The Household Cavalry is made up of The Life Guards, formed as the bodyguard of King Charles II while in exile on the continent, and The Blues and Royals (Royal Horse Guards and 1st Dragoons). The Royal Horse Guards (The Blues) date back to 1650 as part of Cromwellâ€™s army, becoming the Royal Regiment of Horse after the restoration. While under the command of the Earl of Oxford, they adopted the blue livery and became known as the Oxford Blues. The Royal Dragoons (1st Dragoons) was formed in 1661 as the â€˜Tangier Horseâ€™ to provide garrison troops at the port which was part of the dowry of Queen Catherine of Braganza. â€˜The Bluesâ€™ amalgamated with â€˜The Royalsâ€™ in 1969.
Both regiments have a long and distinguished history of gallantry on the battlefield, originally on horseback. They converted to machine gun regiments during the first world war and have served as armoured regiments since the second world war, for much of the time alternating between operating with tanks in West Germany and armoured cars based at Windsor.
After the world war two a mounted squadron was formed from each regiment to be stationed at Hyde Park Barracks to carry out ceremonial duties, now known as the Household Cavalry Mounted Regiment. These duties include the daily Queenâ€™s Life Guard which provides mounted and dismounted sentries at Horse Guards. The Household Cavalry also provide a Sovereignâ€™s Escort at major state occasions such as the State Opening of Parliament, State Visits and the Queenâ€™s Birthday Parade, as well as smaller escorts where appropriate.
In 1992 the regiments came together in a union as the Household Cavalry Regiment, whilst retaining their separate identities, with an armoured regiment now based at Bulford in Wiltshire. Officers and soldiers normally alternate between horses and horse-power to provide a varied career with the best of both worlds.
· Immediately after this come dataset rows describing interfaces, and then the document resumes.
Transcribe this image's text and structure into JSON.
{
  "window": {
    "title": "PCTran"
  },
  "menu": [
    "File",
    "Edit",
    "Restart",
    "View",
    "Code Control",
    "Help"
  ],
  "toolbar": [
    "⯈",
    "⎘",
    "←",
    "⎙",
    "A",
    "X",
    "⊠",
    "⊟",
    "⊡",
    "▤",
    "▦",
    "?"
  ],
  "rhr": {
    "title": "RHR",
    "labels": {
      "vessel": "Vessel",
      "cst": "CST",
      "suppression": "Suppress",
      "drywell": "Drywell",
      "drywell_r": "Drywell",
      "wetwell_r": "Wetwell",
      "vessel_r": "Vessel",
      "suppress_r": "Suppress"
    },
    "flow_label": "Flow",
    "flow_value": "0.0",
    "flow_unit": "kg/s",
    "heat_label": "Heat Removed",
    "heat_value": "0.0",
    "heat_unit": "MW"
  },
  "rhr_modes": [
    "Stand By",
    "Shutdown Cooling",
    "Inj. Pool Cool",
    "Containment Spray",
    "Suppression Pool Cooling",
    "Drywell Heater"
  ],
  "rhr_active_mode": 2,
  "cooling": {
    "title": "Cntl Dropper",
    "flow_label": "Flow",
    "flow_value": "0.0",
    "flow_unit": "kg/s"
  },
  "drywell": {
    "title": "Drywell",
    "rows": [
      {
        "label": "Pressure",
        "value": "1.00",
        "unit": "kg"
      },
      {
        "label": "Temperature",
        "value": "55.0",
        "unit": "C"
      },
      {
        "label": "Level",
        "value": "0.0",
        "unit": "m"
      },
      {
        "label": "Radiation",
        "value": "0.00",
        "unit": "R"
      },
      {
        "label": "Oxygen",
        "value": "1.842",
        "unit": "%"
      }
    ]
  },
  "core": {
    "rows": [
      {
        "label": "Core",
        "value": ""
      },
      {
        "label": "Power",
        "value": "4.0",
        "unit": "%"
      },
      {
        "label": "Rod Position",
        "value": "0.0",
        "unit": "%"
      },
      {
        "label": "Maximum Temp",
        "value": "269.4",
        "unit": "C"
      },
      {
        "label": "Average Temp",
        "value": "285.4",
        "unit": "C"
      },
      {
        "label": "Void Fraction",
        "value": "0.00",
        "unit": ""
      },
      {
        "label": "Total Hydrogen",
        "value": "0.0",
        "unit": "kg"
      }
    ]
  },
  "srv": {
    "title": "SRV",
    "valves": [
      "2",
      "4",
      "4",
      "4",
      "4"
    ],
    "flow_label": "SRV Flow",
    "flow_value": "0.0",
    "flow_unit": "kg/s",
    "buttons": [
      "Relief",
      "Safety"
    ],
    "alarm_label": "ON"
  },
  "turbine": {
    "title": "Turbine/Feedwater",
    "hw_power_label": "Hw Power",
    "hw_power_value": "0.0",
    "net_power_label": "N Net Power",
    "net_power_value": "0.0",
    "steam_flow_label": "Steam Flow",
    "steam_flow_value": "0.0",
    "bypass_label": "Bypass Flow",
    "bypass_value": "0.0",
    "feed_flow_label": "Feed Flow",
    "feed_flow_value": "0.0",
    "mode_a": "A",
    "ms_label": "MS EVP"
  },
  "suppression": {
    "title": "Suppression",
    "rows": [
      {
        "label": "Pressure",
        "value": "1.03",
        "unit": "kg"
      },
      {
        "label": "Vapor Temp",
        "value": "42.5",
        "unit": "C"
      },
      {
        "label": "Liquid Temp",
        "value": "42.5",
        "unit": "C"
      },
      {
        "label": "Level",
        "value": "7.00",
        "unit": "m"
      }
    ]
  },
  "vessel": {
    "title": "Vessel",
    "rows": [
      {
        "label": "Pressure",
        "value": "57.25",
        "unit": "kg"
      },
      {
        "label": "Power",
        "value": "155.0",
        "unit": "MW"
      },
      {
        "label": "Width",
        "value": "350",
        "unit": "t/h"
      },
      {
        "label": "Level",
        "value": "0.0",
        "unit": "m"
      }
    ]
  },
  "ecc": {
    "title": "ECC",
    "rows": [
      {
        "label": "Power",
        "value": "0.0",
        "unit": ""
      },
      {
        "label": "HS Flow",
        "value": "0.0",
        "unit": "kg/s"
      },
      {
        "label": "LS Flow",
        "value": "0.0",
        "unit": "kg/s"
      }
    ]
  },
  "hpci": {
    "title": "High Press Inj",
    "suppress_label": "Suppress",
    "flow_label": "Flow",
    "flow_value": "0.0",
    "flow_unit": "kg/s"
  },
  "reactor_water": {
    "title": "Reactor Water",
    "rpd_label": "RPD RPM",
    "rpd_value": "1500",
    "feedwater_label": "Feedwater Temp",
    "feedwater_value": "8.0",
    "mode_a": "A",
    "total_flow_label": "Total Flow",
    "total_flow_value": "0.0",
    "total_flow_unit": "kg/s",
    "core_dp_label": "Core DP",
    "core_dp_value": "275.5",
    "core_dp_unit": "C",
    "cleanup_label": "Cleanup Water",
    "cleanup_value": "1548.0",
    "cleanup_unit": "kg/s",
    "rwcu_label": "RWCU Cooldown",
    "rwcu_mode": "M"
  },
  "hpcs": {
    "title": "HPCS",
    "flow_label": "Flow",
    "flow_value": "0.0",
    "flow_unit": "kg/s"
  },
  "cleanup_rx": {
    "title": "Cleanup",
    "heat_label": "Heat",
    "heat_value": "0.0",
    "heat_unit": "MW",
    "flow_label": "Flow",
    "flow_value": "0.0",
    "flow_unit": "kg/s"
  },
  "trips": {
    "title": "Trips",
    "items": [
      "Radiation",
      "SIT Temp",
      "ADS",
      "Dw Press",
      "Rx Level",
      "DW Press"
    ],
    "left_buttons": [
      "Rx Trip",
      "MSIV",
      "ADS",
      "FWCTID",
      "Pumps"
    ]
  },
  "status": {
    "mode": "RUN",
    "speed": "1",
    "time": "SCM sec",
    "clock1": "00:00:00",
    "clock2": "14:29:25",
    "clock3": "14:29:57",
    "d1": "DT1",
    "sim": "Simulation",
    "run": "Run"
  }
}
The Life Guards have red tunics, white plumes in the helmets and white sheepskins over the saddles. The Blues and Royals have blue tunics, red plumes and black sheepskins.